How different this is from the biblical view point, in which the inner self is not the answer but the source of all trouble, and our relationships with others, especially God, has the highest meaning. Even in those aspects where some might think there is similarities between the Hinduism and Christianity this point shows the vast difference. In meditation the purpose of the Hindu is to find and make peace with the inner self, the purpose of the Christian is to reach out and establish a relationship with God. This is just one example we could give many. This of course is not the main difference. The really important difference is that we have a Savior from sin. But it does touch very closely on the very core of our faith.

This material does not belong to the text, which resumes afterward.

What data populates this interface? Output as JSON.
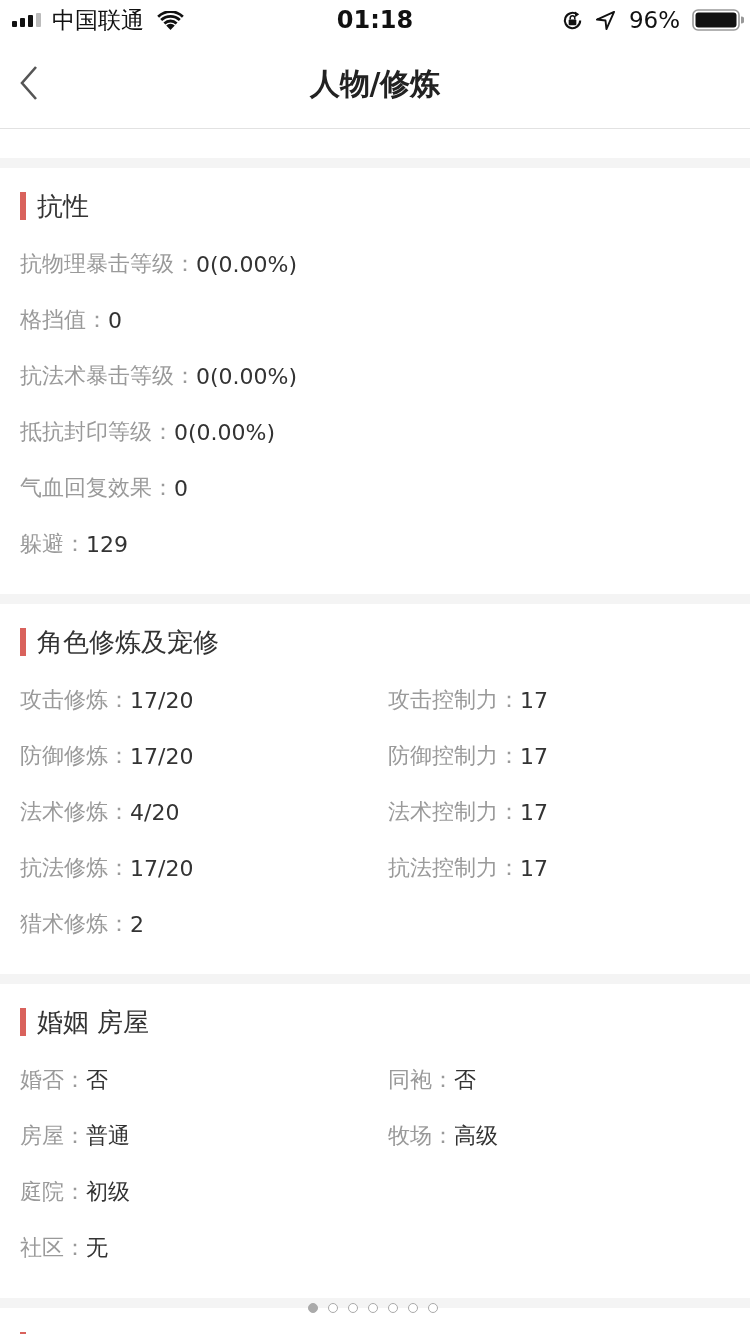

Another interesting point is that whereas the speaker continually talked about the love of a mother for her child, she never once mentioned the love of a father. She talked about the love of husband and wife, the love of brother and sister, the love of friends, but never once touched on the love of a father. The Bible on the other hand talks about the love of THE FATHER as the highest example of love, as Paul Nolting so elegantly talked about in our last General Pastoral Conference. It is THE FATHER who protects and nourishes and provides as is the role of all earthly fathers. We certainly don’t want to disregard or diminish the role and love of motherhood, but it would equally be a mistake to ignore the role and love of a good father.
In our society feminism greatly scoffs and degrades the role of motherhood, but even more so and to an even greater degree do they degrade the role of fatherhood. This is one of the greatest dangers of homosexual marriages, sure it affirms as normative that which the Bible calls sin, and that is bad enough, but it also implies that gender roles are meaningless and completely interchangeable. I remember a guest on Issues Etc who talked about the minor festival of St. Joseph. Although we often ignore such minor festivals and even think of them as a catholic thing, this one in particular is very important because it celebrates the role of Joseph as a good earthly father of Jesus. It is so much more important in our day when even the idea of fatherhood and motherhood are scoffed at.